That’s it. End of story. No crotch-hugging sperm suit for Simon.

Although there are early Christian traditions and some medieval legends that suggest Simon attempted to fly and was killed by his hubris, it is likely my Bible-expert mom got her memory of Simon’s fate from The Silver Chalice. Or, as Paul Newman described it, “The worst movie of the 1950’s.”

This is remarkable, because if an educated lay biblical scholar like my mom can still occasionally mix up the Bible and biblical epics, there’s little chance the rest of us won’t do the same with greater frequency. This is why I argue that, for all Christians’ claims to be knowledgeable about the Bible, what most people carry around in their brain representing the Bible is vastly different from what’s in the printed scripture. Because of this, culturally and cognitively, biblical epics could be said to be scripture—no matter how they defy biblical accuracy, or good taste.

The existence of camp in biblical films queers the whole canon of biblical narrative. It places flamboyant characters in the midst of the stately pageant of scripture and saves us from over-seriousness. I think this is a good thing.

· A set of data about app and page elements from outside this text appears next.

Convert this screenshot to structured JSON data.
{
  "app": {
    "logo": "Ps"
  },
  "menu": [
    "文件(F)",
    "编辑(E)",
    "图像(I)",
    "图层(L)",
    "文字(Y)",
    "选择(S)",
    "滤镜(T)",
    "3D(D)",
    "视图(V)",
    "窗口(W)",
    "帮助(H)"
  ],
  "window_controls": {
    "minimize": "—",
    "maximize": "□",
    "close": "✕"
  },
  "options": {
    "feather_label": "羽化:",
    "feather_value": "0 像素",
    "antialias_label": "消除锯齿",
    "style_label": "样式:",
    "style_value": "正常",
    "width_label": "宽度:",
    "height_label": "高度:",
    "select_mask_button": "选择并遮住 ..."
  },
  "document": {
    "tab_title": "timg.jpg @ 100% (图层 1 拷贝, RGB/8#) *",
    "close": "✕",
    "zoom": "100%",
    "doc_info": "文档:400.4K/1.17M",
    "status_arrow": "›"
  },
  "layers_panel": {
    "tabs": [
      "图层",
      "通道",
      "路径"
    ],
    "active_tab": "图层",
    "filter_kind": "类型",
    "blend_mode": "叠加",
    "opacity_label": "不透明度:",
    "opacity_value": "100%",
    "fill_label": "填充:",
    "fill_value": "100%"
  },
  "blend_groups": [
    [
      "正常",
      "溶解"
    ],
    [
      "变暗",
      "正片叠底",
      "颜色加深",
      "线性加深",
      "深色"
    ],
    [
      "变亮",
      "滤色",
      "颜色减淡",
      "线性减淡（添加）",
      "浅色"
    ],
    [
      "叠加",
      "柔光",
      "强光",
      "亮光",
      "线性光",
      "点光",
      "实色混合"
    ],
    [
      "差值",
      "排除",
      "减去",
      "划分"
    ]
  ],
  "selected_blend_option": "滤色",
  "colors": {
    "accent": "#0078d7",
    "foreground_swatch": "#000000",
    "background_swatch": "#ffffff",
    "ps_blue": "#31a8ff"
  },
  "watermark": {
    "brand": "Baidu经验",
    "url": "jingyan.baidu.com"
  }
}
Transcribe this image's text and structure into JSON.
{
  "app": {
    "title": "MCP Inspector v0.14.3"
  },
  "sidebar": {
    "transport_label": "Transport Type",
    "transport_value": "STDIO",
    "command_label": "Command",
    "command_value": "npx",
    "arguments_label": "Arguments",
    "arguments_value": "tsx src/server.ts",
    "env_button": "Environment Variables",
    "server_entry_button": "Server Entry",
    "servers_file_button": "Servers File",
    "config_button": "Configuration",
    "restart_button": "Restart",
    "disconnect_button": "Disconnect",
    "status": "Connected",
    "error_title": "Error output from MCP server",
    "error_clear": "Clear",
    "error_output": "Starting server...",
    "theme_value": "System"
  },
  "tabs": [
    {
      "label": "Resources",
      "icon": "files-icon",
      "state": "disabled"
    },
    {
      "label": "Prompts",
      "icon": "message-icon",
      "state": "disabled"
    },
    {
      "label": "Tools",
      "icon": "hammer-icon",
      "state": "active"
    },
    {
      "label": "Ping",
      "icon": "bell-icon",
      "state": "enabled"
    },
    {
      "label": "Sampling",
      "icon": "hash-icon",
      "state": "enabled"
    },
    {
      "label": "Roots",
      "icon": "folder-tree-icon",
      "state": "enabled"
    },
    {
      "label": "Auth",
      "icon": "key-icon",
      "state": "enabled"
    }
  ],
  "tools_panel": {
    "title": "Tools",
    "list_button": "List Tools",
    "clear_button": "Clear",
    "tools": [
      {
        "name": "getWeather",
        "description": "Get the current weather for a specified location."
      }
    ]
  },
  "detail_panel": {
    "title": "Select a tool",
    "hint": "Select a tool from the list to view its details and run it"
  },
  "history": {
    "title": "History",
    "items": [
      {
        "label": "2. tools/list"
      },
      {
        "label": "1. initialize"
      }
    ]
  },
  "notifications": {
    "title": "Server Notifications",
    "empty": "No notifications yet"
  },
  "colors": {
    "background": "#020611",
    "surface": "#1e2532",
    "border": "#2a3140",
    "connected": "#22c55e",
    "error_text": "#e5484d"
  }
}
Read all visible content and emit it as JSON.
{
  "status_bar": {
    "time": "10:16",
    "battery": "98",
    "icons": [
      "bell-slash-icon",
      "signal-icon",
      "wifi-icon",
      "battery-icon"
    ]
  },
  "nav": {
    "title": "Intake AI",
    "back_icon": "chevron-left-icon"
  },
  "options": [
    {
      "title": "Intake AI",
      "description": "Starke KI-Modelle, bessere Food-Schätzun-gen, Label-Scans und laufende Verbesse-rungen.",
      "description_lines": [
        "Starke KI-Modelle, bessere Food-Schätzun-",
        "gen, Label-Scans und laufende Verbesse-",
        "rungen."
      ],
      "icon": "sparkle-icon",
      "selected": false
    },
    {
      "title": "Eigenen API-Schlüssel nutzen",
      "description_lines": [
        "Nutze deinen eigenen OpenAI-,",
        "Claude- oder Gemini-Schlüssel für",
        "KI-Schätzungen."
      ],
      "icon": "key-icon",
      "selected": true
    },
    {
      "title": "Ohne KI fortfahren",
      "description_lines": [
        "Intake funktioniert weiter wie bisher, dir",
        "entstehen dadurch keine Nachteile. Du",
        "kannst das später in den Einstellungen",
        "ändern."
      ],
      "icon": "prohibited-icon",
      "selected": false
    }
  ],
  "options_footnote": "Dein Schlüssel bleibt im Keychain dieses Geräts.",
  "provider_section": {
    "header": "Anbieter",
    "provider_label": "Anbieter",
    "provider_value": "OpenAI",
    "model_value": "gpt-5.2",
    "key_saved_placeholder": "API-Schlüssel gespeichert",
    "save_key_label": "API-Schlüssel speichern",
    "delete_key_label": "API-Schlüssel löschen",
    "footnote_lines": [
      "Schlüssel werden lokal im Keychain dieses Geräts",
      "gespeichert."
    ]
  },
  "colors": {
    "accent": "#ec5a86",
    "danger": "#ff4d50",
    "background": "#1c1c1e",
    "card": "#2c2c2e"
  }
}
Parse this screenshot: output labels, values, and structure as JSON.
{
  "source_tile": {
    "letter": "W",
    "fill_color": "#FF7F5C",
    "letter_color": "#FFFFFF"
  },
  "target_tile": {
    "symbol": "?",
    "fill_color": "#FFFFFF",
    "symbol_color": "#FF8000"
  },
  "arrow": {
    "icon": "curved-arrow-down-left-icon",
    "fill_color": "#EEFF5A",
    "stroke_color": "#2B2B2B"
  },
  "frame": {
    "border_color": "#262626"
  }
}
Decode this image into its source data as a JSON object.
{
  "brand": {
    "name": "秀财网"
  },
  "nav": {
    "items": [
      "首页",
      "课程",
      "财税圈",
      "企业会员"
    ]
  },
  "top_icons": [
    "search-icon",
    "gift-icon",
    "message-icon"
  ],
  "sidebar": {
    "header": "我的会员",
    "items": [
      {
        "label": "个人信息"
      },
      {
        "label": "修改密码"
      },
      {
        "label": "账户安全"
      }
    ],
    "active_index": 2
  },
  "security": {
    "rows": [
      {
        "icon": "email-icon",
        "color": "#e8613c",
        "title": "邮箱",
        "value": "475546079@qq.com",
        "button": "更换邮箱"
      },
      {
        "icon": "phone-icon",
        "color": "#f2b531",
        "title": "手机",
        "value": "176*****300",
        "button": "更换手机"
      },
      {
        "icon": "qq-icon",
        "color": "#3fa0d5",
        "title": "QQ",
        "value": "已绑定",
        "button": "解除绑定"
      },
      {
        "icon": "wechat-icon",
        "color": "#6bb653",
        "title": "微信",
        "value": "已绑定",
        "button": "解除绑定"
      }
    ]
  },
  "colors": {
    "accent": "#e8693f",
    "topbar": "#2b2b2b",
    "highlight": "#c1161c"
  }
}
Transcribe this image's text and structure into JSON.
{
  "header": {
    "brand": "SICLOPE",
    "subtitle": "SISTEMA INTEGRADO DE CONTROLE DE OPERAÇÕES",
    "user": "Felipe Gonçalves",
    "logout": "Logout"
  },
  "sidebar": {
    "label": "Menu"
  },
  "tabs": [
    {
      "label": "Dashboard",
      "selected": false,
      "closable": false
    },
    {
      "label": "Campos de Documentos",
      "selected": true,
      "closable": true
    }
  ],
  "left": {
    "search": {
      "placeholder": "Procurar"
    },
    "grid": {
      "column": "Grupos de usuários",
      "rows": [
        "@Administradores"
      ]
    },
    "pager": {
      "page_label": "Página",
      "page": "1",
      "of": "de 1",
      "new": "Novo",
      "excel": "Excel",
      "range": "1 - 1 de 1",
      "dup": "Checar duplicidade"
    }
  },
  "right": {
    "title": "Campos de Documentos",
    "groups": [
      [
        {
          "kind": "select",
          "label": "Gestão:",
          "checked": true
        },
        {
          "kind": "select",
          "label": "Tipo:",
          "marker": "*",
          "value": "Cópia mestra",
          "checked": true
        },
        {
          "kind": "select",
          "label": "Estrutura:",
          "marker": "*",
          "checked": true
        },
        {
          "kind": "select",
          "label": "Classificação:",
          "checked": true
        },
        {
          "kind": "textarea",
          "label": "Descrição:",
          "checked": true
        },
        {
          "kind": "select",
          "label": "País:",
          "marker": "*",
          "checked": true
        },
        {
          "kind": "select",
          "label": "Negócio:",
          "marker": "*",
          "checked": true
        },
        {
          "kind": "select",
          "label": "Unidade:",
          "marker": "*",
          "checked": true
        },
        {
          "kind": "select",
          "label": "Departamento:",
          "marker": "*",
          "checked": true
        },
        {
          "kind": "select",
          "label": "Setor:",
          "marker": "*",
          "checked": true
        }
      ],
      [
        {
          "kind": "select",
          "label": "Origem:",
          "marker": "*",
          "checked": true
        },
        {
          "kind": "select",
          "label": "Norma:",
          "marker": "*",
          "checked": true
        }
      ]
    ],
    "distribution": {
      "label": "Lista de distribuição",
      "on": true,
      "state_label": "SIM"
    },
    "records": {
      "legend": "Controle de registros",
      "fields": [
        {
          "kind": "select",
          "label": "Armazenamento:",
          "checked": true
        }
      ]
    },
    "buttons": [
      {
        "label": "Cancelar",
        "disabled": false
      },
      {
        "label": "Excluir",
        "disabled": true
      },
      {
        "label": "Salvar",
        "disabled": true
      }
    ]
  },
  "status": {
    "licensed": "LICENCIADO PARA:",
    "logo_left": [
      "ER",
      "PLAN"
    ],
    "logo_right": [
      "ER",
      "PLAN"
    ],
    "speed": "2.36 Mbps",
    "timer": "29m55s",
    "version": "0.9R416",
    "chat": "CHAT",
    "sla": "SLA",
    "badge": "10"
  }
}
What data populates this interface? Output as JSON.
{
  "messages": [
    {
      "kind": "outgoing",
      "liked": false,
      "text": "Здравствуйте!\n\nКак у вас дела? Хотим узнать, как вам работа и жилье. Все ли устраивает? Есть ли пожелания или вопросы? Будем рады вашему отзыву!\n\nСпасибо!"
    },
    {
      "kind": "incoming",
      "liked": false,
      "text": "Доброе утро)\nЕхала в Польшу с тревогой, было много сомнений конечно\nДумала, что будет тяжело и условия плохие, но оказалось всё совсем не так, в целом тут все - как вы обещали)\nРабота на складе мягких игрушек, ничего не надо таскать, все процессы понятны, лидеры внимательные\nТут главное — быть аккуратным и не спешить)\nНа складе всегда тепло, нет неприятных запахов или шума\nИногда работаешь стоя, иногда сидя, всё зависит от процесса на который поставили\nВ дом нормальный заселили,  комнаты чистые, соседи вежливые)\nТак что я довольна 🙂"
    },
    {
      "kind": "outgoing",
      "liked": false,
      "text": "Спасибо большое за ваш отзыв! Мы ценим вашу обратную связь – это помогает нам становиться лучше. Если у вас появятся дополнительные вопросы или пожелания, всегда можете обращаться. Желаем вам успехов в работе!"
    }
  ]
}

In order for the Bible or any other element of religion to be real to us, it must be so ingrained in us that it can be the subject of our daily discussions, our entertainment, or even the butt of our jokes. It must be part of the stuff of everyday life.

From now on, in my little world, in the Bible in my head, whenever I think of Simon the Magician in Acts, I’m going to think of Jack Palance in a sperm-covered unitard.  That makes me very happy.

* Quote is from: Alice Bach, “’Throw Them to the Lions, Sire’: Transforming Biblical Narratives into Hollywood Spectaculars,” in “Biblical Glamour and Hollywood Glitz,” ed. Alice Bach, Semeia: an Experimental Journal for Biblical Criticism 74 (1996): 1.